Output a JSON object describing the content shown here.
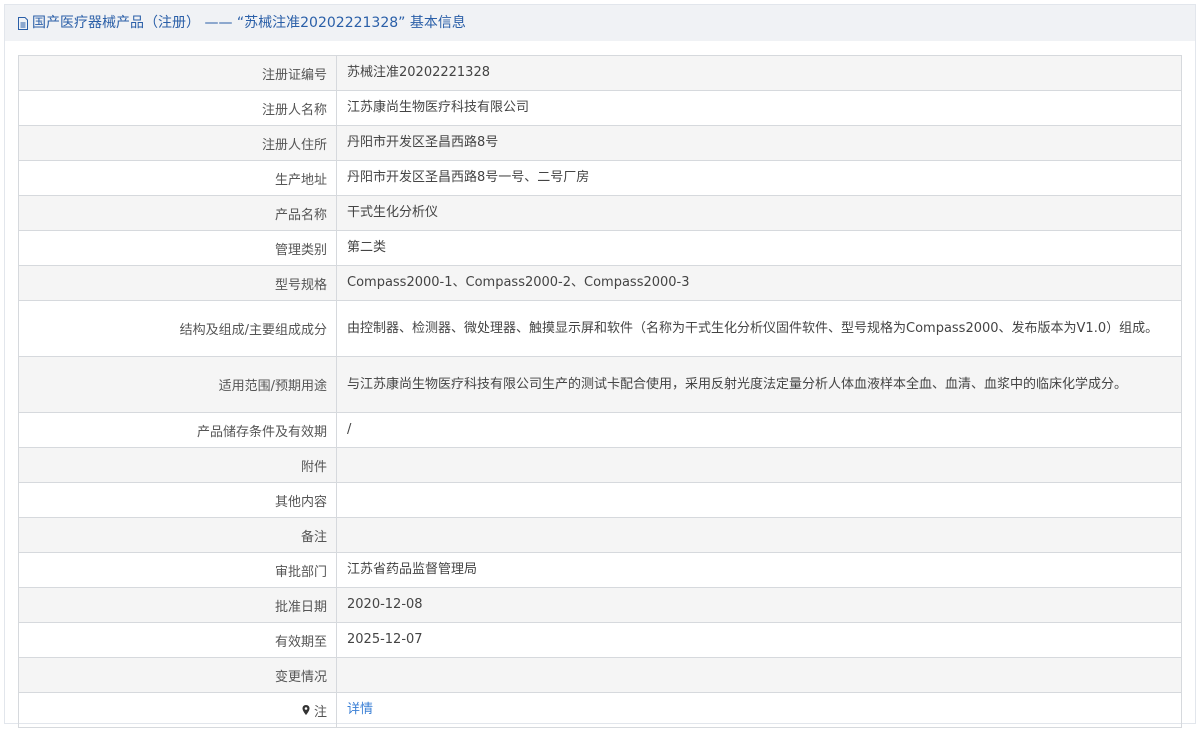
{
  "header": {
    "title": "国产医疗器械产品（注册） —— “苏械注准20202221328” 基本信息"
  },
  "rows": [
    {
      "label": "注册证编号",
      "value": "苏械注准20202221328"
    },
    {
      "label": "注册人名称",
      "value": "江苏康尚生物医疗科技有限公司"
    },
    {
      "label": "注册人住所",
      "value": "丹阳市开发区圣昌西路8号"
    },
    {
      "label": "生产地址",
      "value": "丹阳市开发区圣昌西路8号一号、二号厂房"
    },
    {
      "label": "产品名称",
      "value": "干式生化分析仪"
    },
    {
      "label": "管理类别",
      "value": "第二类"
    },
    {
      "label": "型号规格",
      "value": "Compass2000-1、Compass2000-2、Compass2000-3"
    },
    {
      "label": "结构及组成/主要组成成分",
      "value": "由控制器、检测器、微处理器、触摸显示屏和软件（名称为干式生化分析仪固件软件、型号规格为Compass2000、发布版本为V1.0）组成。"
    },
    {
      "label": "适用范围/预期用途",
      "value": "与江苏康尚生物医疗科技有限公司生产的测试卡配合使用，采用反射光度法定量分析人体血液样本全血、血清、血浆中的临床化学成分。"
    },
    {
      "label": "产品储存条件及有效期",
      "value": "/"
    },
    {
      "label": "附件",
      "value": ""
    },
    {
      "label": "其他内容",
      "value": ""
    },
    {
      "label": "备注",
      "value": ""
    },
    {
      "label": "审批部门",
      "value": "江苏省药品监督管理局"
    },
    {
      "label": "批准日期",
      "value": "2020-12-08"
    },
    {
      "label": "有效期至",
      "value": "2025-12-07"
    },
    {
      "label": "变更情况",
      "value": ""
    }
  ],
  "note_row": {
    "label": "注",
    "link_text": "详情"
  }
}
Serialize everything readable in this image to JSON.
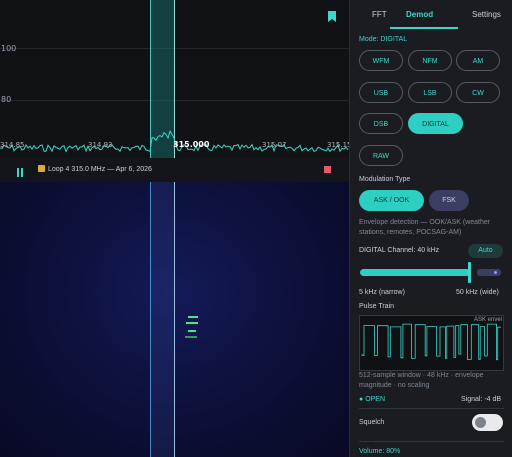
{
  "spectrum": {
    "y_labels": [
      "100",
      "80"
    ],
    "freq_labels": [
      "314.85",
      "314.93",
      "315.000",
      "315.07",
      "315.15"
    ]
  },
  "player": {
    "recording_title": "Loop 4 315.0 MHz — Apr 6, 2026",
    "pause_icon": "pause-icon",
    "stop_icon": "stop-icon",
    "bookmark_icon": "bookmark-icon"
  },
  "tabs": [
    {
      "label": "FFT"
    },
    {
      "label": "Demod"
    },
    {
      "label": "Settings"
    }
  ],
  "active_tab": "Demod",
  "mode": {
    "title": "Mode: DIGITAL",
    "buttons": [
      {
        "label": "WFM"
      },
      {
        "label": "NFM"
      },
      {
        "label": "AM"
      },
      {
        "label": "USB"
      },
      {
        "label": "LSB"
      },
      {
        "label": "CW"
      },
      {
        "label": "DSB"
      },
      {
        "label": "DIGITAL"
      },
      {
        "label": "RAW"
      }
    ],
    "selected": "DIGITAL"
  },
  "modulation": {
    "title": "Modulation Type",
    "options": [
      {
        "label": "ASK / OOK"
      },
      {
        "label": "FSK"
      }
    ],
    "selected": "ASK / OOK",
    "description": "Envelope detection — OOK/ASK (weather stations, remotes, POCSAG-AM)"
  },
  "channel": {
    "label": "DIGITAL Channel: 40 kHz",
    "auto_label": "Auto",
    "min_label": "5 kHz (narrow)",
    "max_label": "50 kHz (wide)",
    "value_khz": 40,
    "min_khz": 5,
    "max_khz": 50
  },
  "pulse": {
    "title": "Pulse Train",
    "tag": "ASK envel",
    "caption": "512-sample window · 48 kHz · envelope magnitude · no scaling"
  },
  "status": {
    "open_label": "OPEN",
    "signal_label": "Signal: -4 dB"
  },
  "squelch": {
    "label": "Squelch",
    "enabled": false
  },
  "volume": {
    "label": "Volume: 80%",
    "value_percent": 80
  },
  "colors": {
    "accent": "#3dd6c8",
    "stop": "#e25a62",
    "waterfall_bg": "#0e1240"
  }
}
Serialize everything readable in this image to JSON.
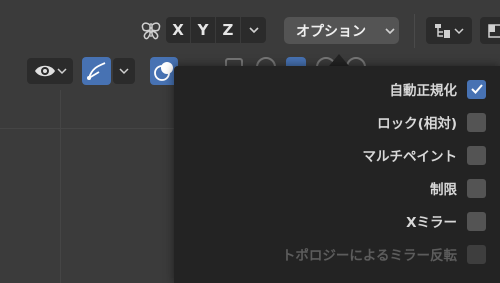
{
  "header": {
    "axes": [
      "X",
      "Y",
      "Z"
    ],
    "options_label": "オプション"
  },
  "dropdown": {
    "items": [
      {
        "label": "自動正規化",
        "checked": true,
        "enabled": true
      },
      {
        "label": "ロック(相対)",
        "checked": false,
        "enabled": true
      },
      {
        "label": "マルチペイント",
        "checked": false,
        "enabled": true
      },
      {
        "label": "制限",
        "checked": false,
        "enabled": true
      },
      {
        "label": "Xミラー",
        "checked": false,
        "enabled": true
      },
      {
        "label": "トポロジーによるミラー反転",
        "checked": false,
        "enabled": false
      }
    ]
  },
  "colors": {
    "accent": "#4772b3",
    "panel": "#232323",
    "button": "#545454",
    "viewport": "#3b3b3b"
  }
}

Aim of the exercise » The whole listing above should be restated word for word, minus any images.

Answer to this task »
Output a JSON object describing the content shown here.
{
  "header": {
    "title": "国产医疗器械产品（注册） —— “苏械注准20202221328” 基本信息"
  },
  "rows": [
    {
      "label": "注册证编号",
      "value": "苏械注准20202221328"
    },
    {
      "label": "注册人名称",
      "value": "江苏康尚生物医疗科技有限公司"
    },
    {
      "label": "注册人住所",
      "value": "丹阳市开发区圣昌西路8号"
    },
    {
      "label": "生产地址",
      "value": "丹阳市开发区圣昌西路8号一号、二号厂房"
    },
    {
      "label": "产品名称",
      "value": "干式生化分析仪"
    },
    {
      "label": "管理类别",
      "value": "第二类"
    },
    {
      "label": "型号规格",
      "value": "Compass2000-1、Compass2000-2、Compass2000-3"
    },
    {
      "label": "结构及组成/主要组成成分",
      "value": "由控制器、检测器、微处理器、触摸显示屏和软件（名称为干式生化分析仪固件软件、型号规格为Compass2000、发布版本为V1.0）组成。"
    },
    {
      "label": "适用范围/预期用途",
      "value": "与江苏康尚生物医疗科技有限公司生产的测试卡配合使用，采用反射光度法定量分析人体血液样本全血、血清、血浆中的临床化学成分。"
    },
    {
      "label": "产品储存条件及有效期",
      "value": "/"
    },
    {
      "label": "附件",
      "value": ""
    },
    {
      "label": "其他内容",
      "value": ""
    },
    {
      "label": "备注",
      "value": ""
    },
    {
      "label": "审批部门",
      "value": "江苏省药品监督管理局"
    },
    {
      "label": "批准日期",
      "value": "2020-12-08"
    },
    {
      "label": "有效期至",
      "value": "2025-12-07"
    },
    {
      "label": "变更情况",
      "value": ""
    }
  ],
  "note_row": {
    "label": "注",
    "link_text": "详情"
  }
}
Serialize everything readable in this image to JSON.
{
  "spectrum": {
    "y_labels": [
      "100",
      "80"
    ],
    "freq_labels": [
      "314.85",
      "314.93",
      "315.000",
      "315.07",
      "315.15"
    ]
  },
  "player": {
    "recording_title": "Loop 4 315.0 MHz — Apr 6, 2026",
    "pause_icon": "pause-icon",
    "stop_icon": "stop-icon",
    "bookmark_icon": "bookmark-icon"
  },
  "tabs": [
    {
      "label": "FFT"
    },
    {
      "label": "Demod"
    },
    {
      "label": "Settings"
    }
  ],
  "active_tab": "Demod",
  "mode": {
    "title": "Mode: DIGITAL",
    "buttons": [
      {
        "label": "WFM"
      },
      {
        "label": "NFM"
      },
      {
        "label": "AM"
      },
      {
        "label": "USB"
      },
      {
        "label": "LSB"
      },
      {
        "label": "CW"
      },
      {
        "label": "DSB"
      },
      {
        "label": "DIGITAL"
      },
      {
        "label": "RAW"
      }
    ],
    "selected": "DIGITAL"
  },
  "modulation": {
    "title": "Modulation Type",
    "options": [
      {
        "label": "ASK / OOK"
      },
      {
        "label": "FSK"
      }
    ],
    "selected": "ASK / OOK",
    "description": "Envelope detection — OOK/ASK (weather stations, remotes, POCSAG-AM)"
  },
  "channel": {
    "label": "DIGITAL Channel: 40 kHz",
    "auto_label": "Auto",
    "min_label": "5 kHz (narrow)",
    "max_label": "50 kHz (wide)",
    "value_khz": 40,
    "min_khz": 5,
    "max_khz": 50
  },
  "pulse": {
    "title": "Pulse Train",
    "tag": "ASK envel",
    "caption": "512-sample window · 48 kHz · envelope magnitude · no scaling"
  },
  "status": {
    "open_label": "OPEN",
    "signal_label": "Signal: -4 dB"
  },
  "squelch": {
    "label": "Squelch",
    "enabled": false
  },
  "volume": {
    "label": "Volume: 80%",
    "value_percent": 80
  },
  "colors": {
    "accent": "#3dd6c8",
    "stop": "#e25a62",
    "waterfall_bg": "#0e1240"
  }
}
Serialize everything readable in this image to JSON.
{
  "header": {
    "axes": [
      "X",
      "Y",
      "Z"
    ],
    "options_label": "オプション"
  },
  "dropdown": {
    "items": [
      {
        "label": "自動正規化",
        "checked": true,
        "enabled": true
      },
      {
        "label": "ロック(相対)",
        "checked": false,
        "enabled": true
      },
      {
        "label": "マルチペイント",
        "checked": false,
        "enabled": true
      },
      {
        "label": "制限",
        "checked": false,
        "enabled": true
      },
      {
        "label": "Xミラー",
        "checked": false,
        "enabled": true
      },
      {
        "label": "トポロジーによるミラー反転",
        "checked": false,
        "enabled": false
      }
    ]
  },
  "colors": {
    "accent": "#4772b3",
    "panel": "#232323",
    "button": "#545454",
    "viewport": "#3b3b3b"
  }
}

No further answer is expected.